Each track – despite sounding scuzzy and raw – boasts a hearty pop core. “Hollow” is soft, gently haunting and brittle, like a post-folk/Pavement ballad; “Promise” is a dream-funk with all the components of a great Metronomy-esque belter; “After Ur Gone” is scratchy, knee-graze fuzz-rock. It's this track that's been the figurehead for DSU's mission. G explains its simple origins. “That was actually written way before DSU or other albums. When I was a teen I'd smoke a lot of pot and just record. It was a really long song. I figured I could bring it to this album, so I just edited it down and made it fit in with the rest.”
It's hard to believe that even now that Alex G and DSU are fully revealed to the public consciousness, and he's ruthlessly plying his wares to the world, that his capacity for creativity is even slightly diminishing. “I'm always working on my shit,” he explains. “I think that DSU is a compilation of recordings from that time period of like a few years ago. Once I'm finished making music and I know there's a whole album's worth of material I edit them and make them more fluid and cohesive together. I have a couple more songs that I'm working at the moment on that I'll probably put out soon. I couldn't say for sure when they'd be done though!”
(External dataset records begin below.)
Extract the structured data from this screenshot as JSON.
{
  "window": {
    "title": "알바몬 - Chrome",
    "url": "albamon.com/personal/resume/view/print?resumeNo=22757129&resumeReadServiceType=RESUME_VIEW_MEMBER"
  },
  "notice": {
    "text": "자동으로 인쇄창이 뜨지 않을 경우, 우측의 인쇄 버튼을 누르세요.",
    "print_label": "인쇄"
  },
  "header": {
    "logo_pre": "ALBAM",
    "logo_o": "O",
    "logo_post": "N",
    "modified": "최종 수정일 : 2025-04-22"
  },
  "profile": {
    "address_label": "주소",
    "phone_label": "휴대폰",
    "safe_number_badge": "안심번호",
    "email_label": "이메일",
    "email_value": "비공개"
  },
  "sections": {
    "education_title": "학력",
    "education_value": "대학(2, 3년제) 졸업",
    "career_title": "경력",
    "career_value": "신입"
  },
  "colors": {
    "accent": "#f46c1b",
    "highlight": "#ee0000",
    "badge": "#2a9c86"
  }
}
This year has been quite the whirlwind for Giannascoli. Less than 12 months ago you'd be hard pressed getting him to believe exactly where he's ended up, and all the successes that DSU has brought. “What's been the best thing to happen this year?! I don't know!” he says almost flustered, as if the antics of 2014 still haven't sunk in, which results in him praising the city planning department of the UK's capitol. “...coming to London has definitely been one of the best things. I love the way it's so curvy...Philadelphia is like a grid.”
Despite still reeling from the immense year, it's crucial to bear in mind how much of a beginning this all is for the 21-year-old. A beginning met with unanimous applause and promises of grand futures, sure, but a beginning nonetheless. Giannascoli's been peddling noise for years, and there's little that'll get in the way of him continuing that, come rain or shine, audience or no audience. The most vital part of the future for Giannascoli isn't riches, flashy cars or a fawning fandoms; dignity and creative integrity are his only aims. “I will just do anything that means that I can have total control over the music,” he says, before tacking on a caveat, almost for his own peace of mind. “I'd like to have another record out next year, but I don't know. That's my goal.”
DSU is out now on Lucky Number. Alex G returns to the UK next March.